• _Requirement_
Pick every line out of the entries below that has the string "title", and copy it.

• _Task data_
□ □ □
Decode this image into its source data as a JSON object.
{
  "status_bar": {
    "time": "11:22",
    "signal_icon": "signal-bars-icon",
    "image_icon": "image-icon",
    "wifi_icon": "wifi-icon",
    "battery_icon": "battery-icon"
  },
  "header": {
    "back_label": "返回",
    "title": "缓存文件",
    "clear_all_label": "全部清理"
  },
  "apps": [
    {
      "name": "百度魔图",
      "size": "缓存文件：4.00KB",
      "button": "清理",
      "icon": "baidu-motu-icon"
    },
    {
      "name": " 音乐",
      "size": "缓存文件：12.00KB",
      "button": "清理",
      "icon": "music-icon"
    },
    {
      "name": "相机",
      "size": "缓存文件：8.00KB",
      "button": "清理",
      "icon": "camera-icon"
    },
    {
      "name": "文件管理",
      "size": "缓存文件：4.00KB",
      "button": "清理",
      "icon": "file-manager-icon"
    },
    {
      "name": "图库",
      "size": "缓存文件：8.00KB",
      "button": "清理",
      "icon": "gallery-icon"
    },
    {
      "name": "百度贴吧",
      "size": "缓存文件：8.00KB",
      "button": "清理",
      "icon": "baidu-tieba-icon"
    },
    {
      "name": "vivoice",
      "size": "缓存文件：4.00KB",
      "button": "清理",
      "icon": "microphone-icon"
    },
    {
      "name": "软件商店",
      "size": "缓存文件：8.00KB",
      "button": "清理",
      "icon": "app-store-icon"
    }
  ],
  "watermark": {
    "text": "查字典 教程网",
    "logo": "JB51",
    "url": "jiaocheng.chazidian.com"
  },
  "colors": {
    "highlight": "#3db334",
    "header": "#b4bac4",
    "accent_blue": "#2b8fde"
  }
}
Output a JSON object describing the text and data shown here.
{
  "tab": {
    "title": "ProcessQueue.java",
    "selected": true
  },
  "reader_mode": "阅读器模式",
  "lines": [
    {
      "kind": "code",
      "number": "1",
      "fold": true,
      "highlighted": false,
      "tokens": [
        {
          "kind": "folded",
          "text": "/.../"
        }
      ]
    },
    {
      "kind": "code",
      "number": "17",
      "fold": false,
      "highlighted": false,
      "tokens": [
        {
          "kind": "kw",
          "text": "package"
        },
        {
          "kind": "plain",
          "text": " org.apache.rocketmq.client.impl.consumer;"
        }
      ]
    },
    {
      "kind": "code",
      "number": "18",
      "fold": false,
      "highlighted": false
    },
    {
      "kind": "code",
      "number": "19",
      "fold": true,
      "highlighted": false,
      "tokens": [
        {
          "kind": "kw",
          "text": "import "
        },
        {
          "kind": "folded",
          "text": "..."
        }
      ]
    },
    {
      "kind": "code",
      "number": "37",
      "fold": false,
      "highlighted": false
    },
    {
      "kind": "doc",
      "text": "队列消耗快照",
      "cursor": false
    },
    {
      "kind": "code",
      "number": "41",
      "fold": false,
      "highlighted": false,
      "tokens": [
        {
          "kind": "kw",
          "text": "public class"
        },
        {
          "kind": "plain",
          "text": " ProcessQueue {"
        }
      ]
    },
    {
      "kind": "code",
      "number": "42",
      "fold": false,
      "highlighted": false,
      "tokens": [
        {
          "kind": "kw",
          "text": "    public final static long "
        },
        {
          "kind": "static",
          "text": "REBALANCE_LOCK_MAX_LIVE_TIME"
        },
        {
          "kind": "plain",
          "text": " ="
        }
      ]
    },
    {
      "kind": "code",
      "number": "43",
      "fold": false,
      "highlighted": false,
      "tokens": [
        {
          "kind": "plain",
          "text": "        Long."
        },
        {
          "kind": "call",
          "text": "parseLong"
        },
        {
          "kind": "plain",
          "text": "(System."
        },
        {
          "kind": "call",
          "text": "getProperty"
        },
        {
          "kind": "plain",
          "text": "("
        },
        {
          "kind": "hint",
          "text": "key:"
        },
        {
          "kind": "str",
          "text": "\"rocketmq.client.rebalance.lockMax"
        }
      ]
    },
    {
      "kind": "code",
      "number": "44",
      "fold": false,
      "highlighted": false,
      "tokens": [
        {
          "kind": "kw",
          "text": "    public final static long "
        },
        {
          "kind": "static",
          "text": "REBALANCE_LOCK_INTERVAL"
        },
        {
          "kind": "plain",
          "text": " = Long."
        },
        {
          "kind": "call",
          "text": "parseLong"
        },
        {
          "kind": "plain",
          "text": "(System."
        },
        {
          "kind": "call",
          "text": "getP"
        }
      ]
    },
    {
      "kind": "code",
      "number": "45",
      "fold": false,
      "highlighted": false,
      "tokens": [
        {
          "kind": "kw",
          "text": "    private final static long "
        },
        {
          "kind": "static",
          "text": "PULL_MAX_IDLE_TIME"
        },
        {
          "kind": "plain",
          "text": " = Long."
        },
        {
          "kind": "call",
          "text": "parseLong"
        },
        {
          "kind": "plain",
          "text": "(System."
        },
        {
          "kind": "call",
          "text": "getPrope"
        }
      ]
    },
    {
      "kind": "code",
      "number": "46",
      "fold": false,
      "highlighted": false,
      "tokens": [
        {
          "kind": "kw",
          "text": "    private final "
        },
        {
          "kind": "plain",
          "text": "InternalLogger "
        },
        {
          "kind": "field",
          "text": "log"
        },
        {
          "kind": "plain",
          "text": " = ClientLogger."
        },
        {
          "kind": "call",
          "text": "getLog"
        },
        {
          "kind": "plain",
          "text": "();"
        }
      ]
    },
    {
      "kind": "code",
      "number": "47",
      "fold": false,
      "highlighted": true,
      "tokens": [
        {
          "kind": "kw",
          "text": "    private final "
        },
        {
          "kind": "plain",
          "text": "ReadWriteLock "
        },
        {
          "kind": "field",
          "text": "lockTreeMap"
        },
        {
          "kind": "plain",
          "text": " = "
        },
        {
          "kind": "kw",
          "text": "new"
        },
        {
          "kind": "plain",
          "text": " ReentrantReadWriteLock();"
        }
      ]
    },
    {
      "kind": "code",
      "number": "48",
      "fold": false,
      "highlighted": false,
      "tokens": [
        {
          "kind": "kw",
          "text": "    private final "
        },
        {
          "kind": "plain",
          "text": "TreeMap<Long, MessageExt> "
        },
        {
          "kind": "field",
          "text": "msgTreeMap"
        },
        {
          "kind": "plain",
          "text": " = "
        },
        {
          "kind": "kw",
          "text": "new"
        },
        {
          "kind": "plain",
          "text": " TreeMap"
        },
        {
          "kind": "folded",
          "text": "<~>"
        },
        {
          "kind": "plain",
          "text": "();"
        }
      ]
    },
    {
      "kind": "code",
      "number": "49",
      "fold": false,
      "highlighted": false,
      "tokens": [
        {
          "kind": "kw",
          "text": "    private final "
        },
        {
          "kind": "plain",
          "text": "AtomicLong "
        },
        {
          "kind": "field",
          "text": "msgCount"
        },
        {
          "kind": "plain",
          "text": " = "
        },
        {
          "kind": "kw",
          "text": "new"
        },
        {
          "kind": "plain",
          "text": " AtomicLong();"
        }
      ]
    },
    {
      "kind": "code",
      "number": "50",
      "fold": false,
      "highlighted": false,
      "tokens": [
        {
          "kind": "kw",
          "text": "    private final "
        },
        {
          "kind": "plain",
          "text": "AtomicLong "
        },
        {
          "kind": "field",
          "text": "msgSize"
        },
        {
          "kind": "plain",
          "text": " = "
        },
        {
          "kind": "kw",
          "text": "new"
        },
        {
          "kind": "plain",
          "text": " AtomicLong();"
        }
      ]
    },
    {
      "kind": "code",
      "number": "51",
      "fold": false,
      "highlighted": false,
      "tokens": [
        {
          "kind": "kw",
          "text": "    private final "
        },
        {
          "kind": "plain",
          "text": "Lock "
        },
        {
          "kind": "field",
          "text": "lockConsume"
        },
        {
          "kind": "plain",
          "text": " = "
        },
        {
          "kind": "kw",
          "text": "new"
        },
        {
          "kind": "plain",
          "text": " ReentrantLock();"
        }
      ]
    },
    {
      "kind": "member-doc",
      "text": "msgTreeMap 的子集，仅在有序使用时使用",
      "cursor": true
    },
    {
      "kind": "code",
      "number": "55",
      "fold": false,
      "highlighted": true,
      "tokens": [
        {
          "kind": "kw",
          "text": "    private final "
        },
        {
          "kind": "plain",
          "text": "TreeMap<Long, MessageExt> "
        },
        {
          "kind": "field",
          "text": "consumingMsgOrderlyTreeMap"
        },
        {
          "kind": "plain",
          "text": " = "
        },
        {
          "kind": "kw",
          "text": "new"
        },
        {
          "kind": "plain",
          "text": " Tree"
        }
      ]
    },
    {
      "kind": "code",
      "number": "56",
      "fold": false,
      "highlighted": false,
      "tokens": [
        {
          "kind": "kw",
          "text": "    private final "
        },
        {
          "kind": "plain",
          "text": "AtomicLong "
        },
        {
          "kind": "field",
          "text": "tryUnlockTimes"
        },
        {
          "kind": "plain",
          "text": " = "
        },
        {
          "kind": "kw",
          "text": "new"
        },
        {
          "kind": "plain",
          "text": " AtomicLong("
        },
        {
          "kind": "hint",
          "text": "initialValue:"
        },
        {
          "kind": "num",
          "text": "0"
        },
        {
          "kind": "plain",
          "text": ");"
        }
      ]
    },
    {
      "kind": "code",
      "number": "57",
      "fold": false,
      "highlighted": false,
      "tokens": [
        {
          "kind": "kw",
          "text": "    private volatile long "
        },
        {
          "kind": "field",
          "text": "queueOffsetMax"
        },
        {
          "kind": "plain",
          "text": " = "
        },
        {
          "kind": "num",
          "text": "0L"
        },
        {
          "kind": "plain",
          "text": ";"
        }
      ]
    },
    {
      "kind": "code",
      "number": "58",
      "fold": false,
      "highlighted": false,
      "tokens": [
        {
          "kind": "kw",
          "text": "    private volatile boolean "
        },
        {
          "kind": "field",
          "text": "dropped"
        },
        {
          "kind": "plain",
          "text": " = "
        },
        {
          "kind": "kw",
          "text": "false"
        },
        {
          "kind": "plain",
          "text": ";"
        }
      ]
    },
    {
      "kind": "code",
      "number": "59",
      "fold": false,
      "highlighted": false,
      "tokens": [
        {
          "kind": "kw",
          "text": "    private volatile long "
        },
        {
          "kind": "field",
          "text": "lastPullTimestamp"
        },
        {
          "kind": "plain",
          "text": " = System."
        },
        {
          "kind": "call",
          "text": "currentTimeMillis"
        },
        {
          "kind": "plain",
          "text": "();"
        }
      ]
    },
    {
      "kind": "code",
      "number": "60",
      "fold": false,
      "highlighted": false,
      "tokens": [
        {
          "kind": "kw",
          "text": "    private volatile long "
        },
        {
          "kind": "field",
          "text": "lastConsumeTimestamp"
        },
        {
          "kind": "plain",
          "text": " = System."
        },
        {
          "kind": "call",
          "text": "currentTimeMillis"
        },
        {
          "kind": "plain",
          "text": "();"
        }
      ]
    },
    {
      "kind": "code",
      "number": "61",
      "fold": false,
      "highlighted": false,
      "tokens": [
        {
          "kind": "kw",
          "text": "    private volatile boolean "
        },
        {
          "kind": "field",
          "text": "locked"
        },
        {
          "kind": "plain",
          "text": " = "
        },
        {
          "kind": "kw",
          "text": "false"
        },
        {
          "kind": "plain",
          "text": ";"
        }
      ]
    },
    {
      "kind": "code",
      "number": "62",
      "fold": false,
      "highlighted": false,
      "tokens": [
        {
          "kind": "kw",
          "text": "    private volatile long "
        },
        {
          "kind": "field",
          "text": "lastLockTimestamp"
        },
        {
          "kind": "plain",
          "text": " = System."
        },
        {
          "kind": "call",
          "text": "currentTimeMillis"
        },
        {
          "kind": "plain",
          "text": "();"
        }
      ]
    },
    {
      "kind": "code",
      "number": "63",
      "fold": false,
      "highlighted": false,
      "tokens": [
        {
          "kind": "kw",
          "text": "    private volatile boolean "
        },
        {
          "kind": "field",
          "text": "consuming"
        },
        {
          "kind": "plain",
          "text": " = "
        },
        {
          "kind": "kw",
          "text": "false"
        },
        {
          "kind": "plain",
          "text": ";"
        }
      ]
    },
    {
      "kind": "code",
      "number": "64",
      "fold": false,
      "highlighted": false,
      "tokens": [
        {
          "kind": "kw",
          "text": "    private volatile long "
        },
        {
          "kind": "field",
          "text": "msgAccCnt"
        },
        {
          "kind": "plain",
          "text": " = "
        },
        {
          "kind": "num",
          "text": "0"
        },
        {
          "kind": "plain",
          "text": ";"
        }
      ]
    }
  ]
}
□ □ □
• _Finished task_
    "title": "缓存文件",
    "title": "ProcessQueue.java",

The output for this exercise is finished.